Standing Up For The Little Guy
The long-awaited Housing White Paper published by Communities Secretary Sajid Javid last month promised to set out how the government intends to fix what it calls our ‘broken housing market’. Key to achieving this is finding a way of creating many more new homes than are currently being built, writes Tony Abel.
Unfortunately, the White Paper itself is full of the usual political platitudes, but very little of substance when it comes to coming up with workable solutions.
One idea is to encourage more development by smaller house builders, which in principle, as you might imagine, is something I’m very much in favour of. Six in every ten new homes in the UK are built by just ten large firms. Something like eight in ten of the small house builders operating in 2008 have disappeared. It’s difficult to argue that the current situation isn’t very much weighted in favour of the big, national developer.
While that’s good news for their shareholders (Persimmon reported a 23 per cent jump in profits just this week), I would argue it’s not so good for local communities, nor for house buyers.
News that one of the big national players has had to set aside £7 million to compensate buyers for shoddy workmanship is not that surprising – big companies do tend to put satisfying city investors higher up the list of priorities than satisfying their customers.
But Mr Javid saying he wants the playing field to be rather more level for smaller house builders is very different to actually making it happen, and there are many barriers to entry for small-scale firms. A labyrinthine planning process favours large companies which can afford big in-house planning experts; onerous infrastructure conditions disproportionately hit the viability of smaller sites; and despite an easing of credit, obtaining finance to build houses in the first place remains tough.
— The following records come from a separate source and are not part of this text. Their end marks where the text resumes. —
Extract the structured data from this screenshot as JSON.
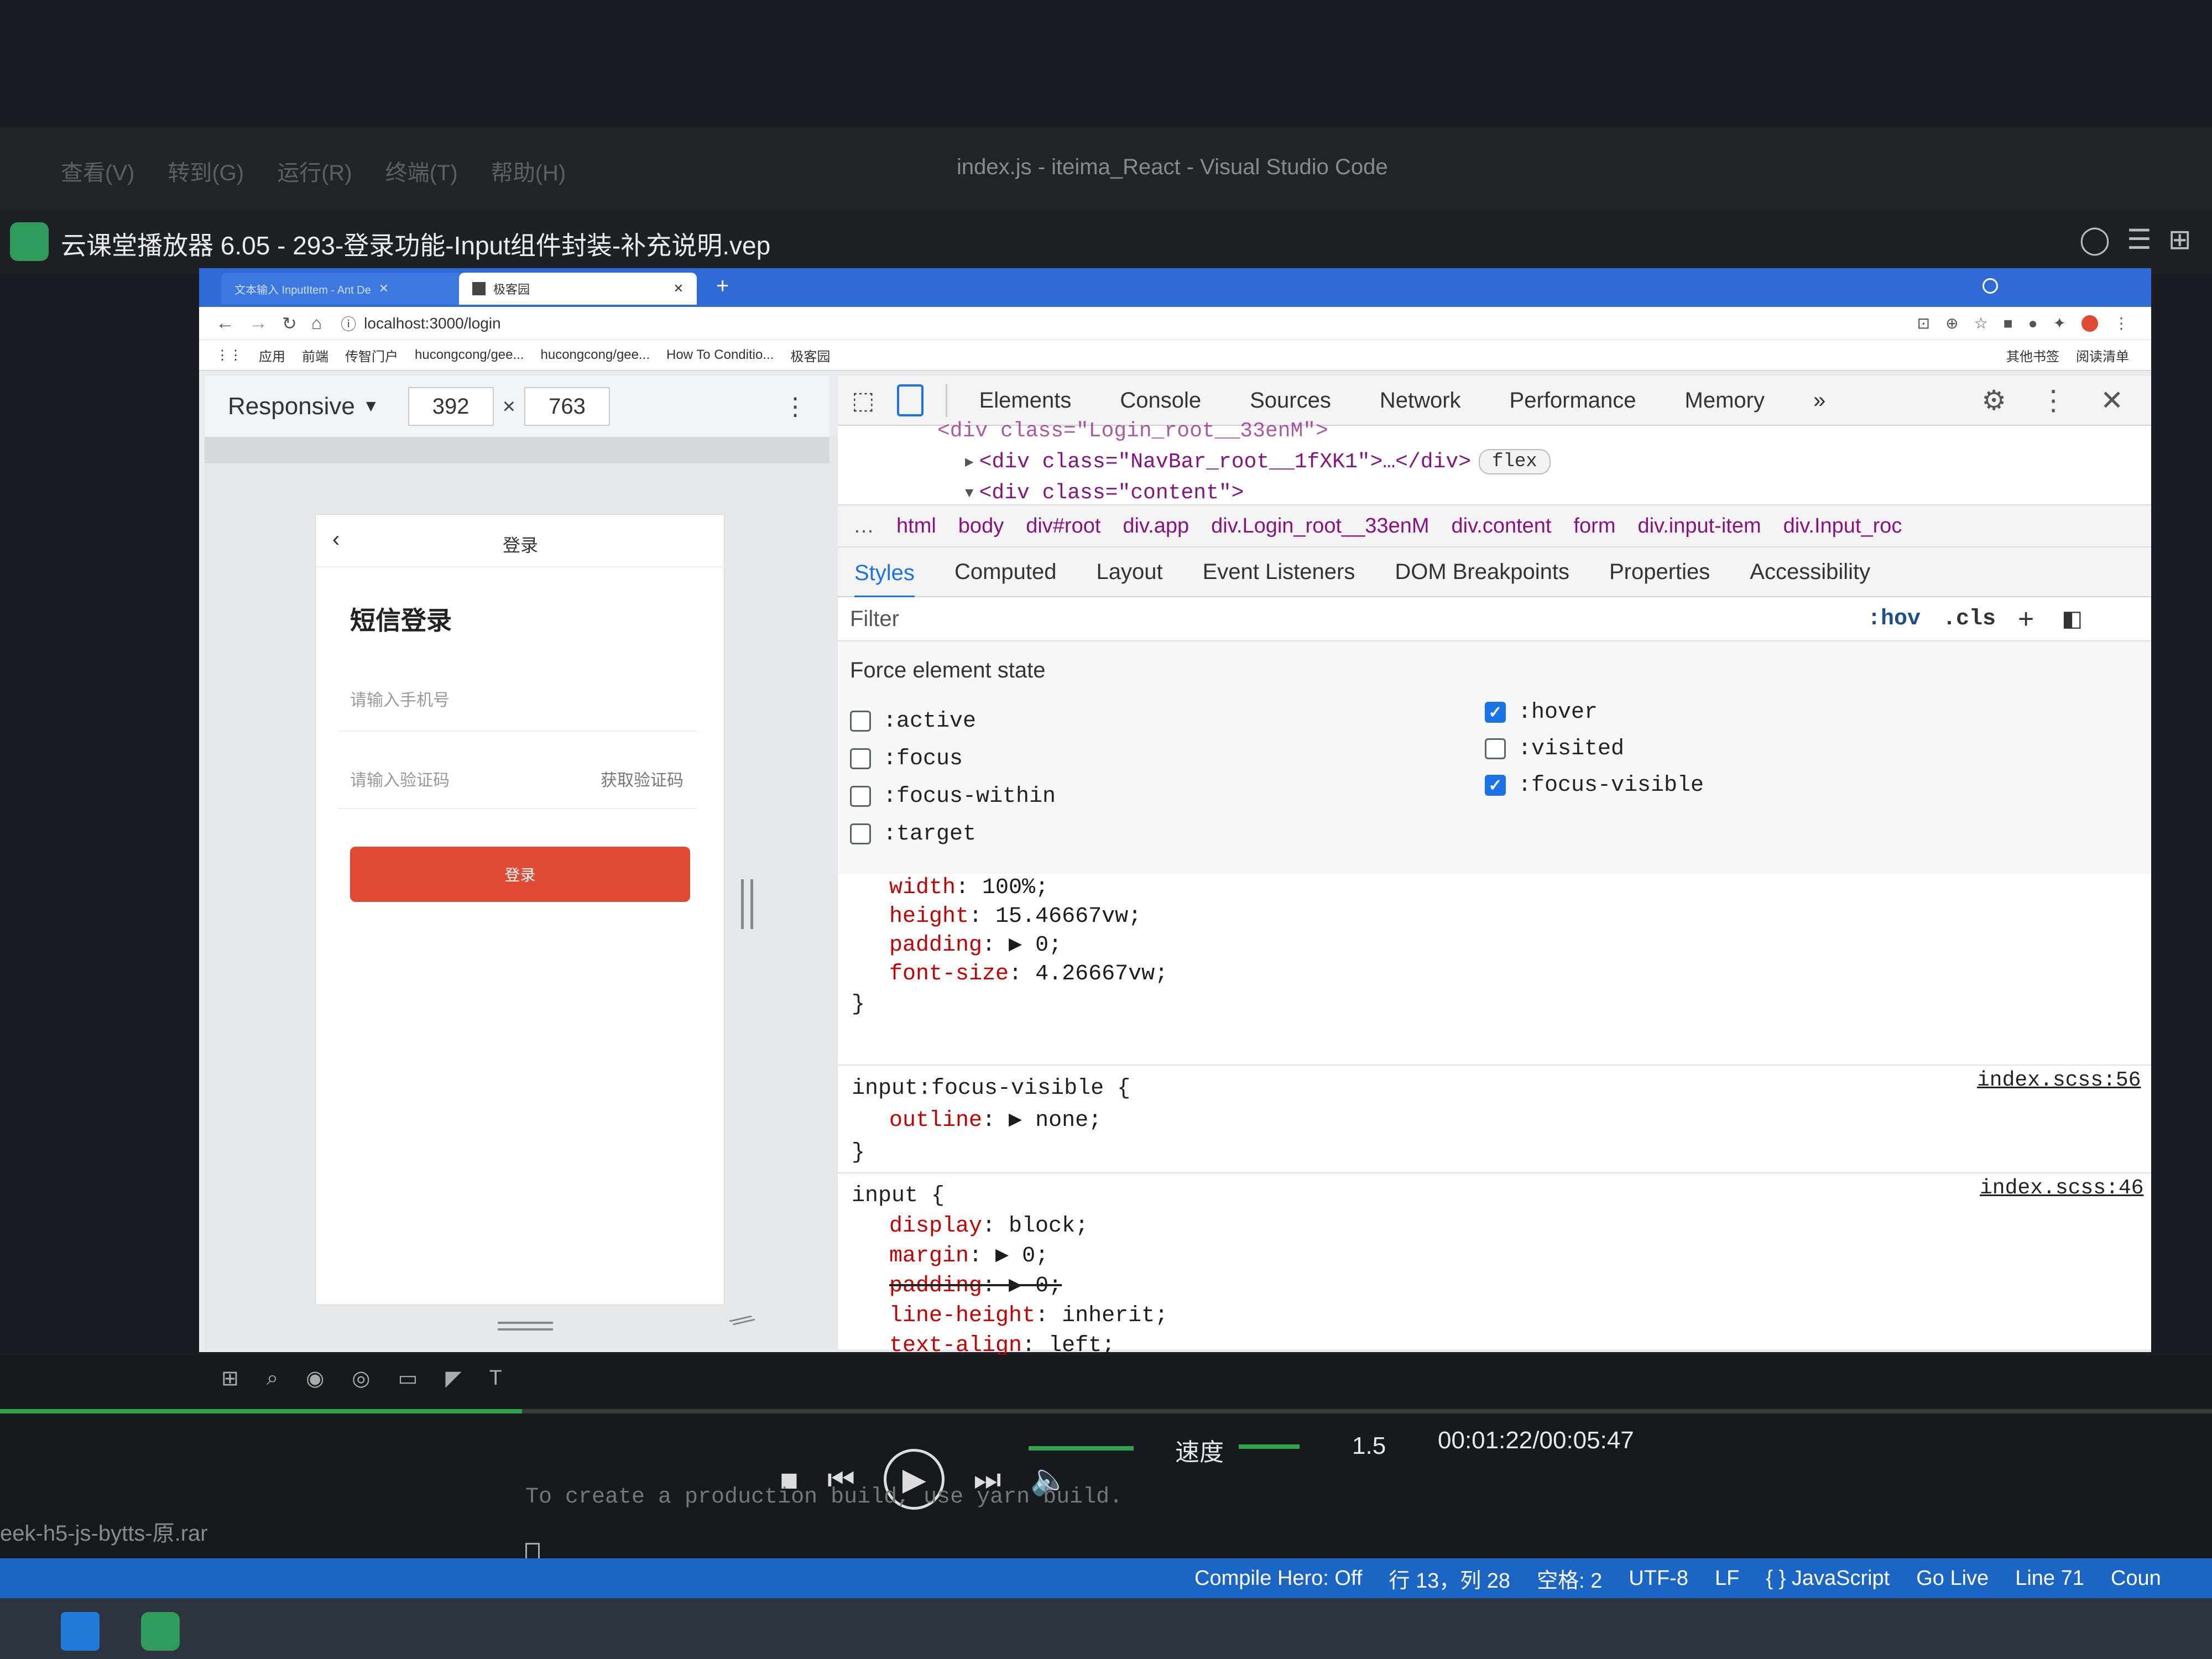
{
  "vscode": {
    "title": "index.js - iteima_React - Visual Studio Code",
    "menu": [
      "查看(V)",
      "转到(G)",
      "运行(R)",
      "终端(T)",
      "帮助(H)"
    ]
  },
  "player": {
    "title": "云课堂播放器 6.05 - 293-登录功能-Input组件封装-补充说明.vep",
    "speed_label": "速度",
    "speed_value": "1.5",
    "time": "00:01:22/00:05:47",
    "progress": 0.236
  },
  "browser": {
    "tabs": [
      {
        "label": "文本输入 InputItem - Ant De",
        "active": false
      },
      {
        "label": "极客园",
        "active": true
      }
    ],
    "url": "localhost:3000/login",
    "bookmarks": [
      "应用",
      "前端",
      "传智门户",
      "hucongcong/gee...",
      "hucongcong/gee...",
      "How To Conditio...",
      "极客园"
    ],
    "bookmarks_right": [
      "其他书签",
      "阅读清单"
    ]
  },
  "device_toolbar": {
    "mode": "Responsive",
    "width": "392",
    "height": "763",
    "times": "×"
  },
  "phone": {
    "nav_title": "登录",
    "heading": "短信登录",
    "phone_placeholder": "请输入手机号",
    "code_placeholder": "请输入验证码",
    "get_code": "获取验证码",
    "login_button": "登录",
    "brand_red": "#e04a35"
  },
  "devtools": {
    "tabs": [
      "Elements",
      "Console",
      "Sources",
      "Network",
      "Performance",
      "Memory"
    ],
    "active_tab": "Elements",
    "dom_lines": [
      "<div class=\"Login_root__33enM\">",
      "<div class=\"NavBar_root__1fXK1\">…</div>",
      "<div class=\"content\">"
    ],
    "dom_badge": "flex",
    "breadcrumb": [
      "…",
      "html",
      "body",
      "div#root",
      "div.app",
      "div.Login_root__33enM",
      "div.content",
      "form",
      "div.input-item",
      "div.Input_roc"
    ],
    "styles_tabs": [
      "Styles",
      "Computed",
      "Layout",
      "Event Listeners",
      "DOM Breakpoints",
      "Properties",
      "Accessibility"
    ],
    "filter_placeholder": "Filter",
    "hov": ":hov",
    "cls": ".cls",
    "force_state_title": "Force element state",
    "states_left": [
      {
        "label": ":active",
        "checked": false
      },
      {
        "label": ":focus",
        "checked": false
      },
      {
        "label": ":focus-within",
        "checked": false
      },
      {
        "label": ":target",
        "checked": false
      }
    ],
    "states_right": [
      {
        "label": ":hover",
        "checked": true
      },
      {
        "label": ":visited",
        "checked": false
      },
      {
        "label": ":focus-visible",
        "checked": true
      }
    ],
    "rule1": [
      {
        "prop": "width",
        "val": "100%;"
      },
      {
        "prop": "height",
        "val": "15.46667vw;"
      },
      {
        "prop": "padding",
        "val": "▶ 0;"
      },
      {
        "prop": "font-size",
        "val": "4.26667vw;"
      }
    ],
    "rule2_selector": "input:focus-visible {",
    "rule2_source": "index.scss:56",
    "rule2": [
      {
        "prop": "outline",
        "val": "▶ none;"
      }
    ],
    "rule3_selector": "input {",
    "rule3_source": "index.scss:46",
    "rule3": [
      {
        "prop": "display",
        "val": "block;"
      },
      {
        "prop": "margin",
        "val": "▶ 0;"
      },
      {
        "prop": "padding",
        "val": "▶ 0;",
        "struck": true
      },
      {
        "prop": "line-height",
        "val": "inherit;"
      },
      {
        "prop": "text-align",
        "val": "left;"
      }
    ],
    "brace_close": "}"
  },
  "terminal": {
    "line": "To create a production build, use yarn build.",
    "left_file": "eek-h5-js-bytts-原.rar"
  },
  "statusbar": {
    "items": [
      "Compile Hero: Off",
      "行 13，列 28",
      "空格: 2",
      "UTF-8",
      "LF",
      "{ } JavaScript",
      "Go Live",
      "Line 71",
      "Coun"
    ]
  }
}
That’s a shame, because small, local house builders provide a real win:win for local communities. They are willing to take on smaller sites which are of no interest to the national corporate, but which provide more human-scale development, especially in our rural communities. They tend to engage more with those local communities, not least because they are themselves part of those very communities.
Small, local house builders are also more accountable to their customers. If we get something wrong, our house buyers can call me personally. That provides us with a powerful incentive to get the quality right first time, and where we do make mistakes, to put them right quickly. We cannot – nor do we want to – throw up sub-standard homes in the knowledge that by the time the faults are discovered we will have scuttled off back to our corporate headquarters in London.
It’s a shame, then, that the White Paper didn’t offer anything more than vague aspirations to help smaller developers contribute to fixing our nation’s housing problem. We have an important role to play, and despite the power of the ‘Big Ten’, Britain can’t really do it without us.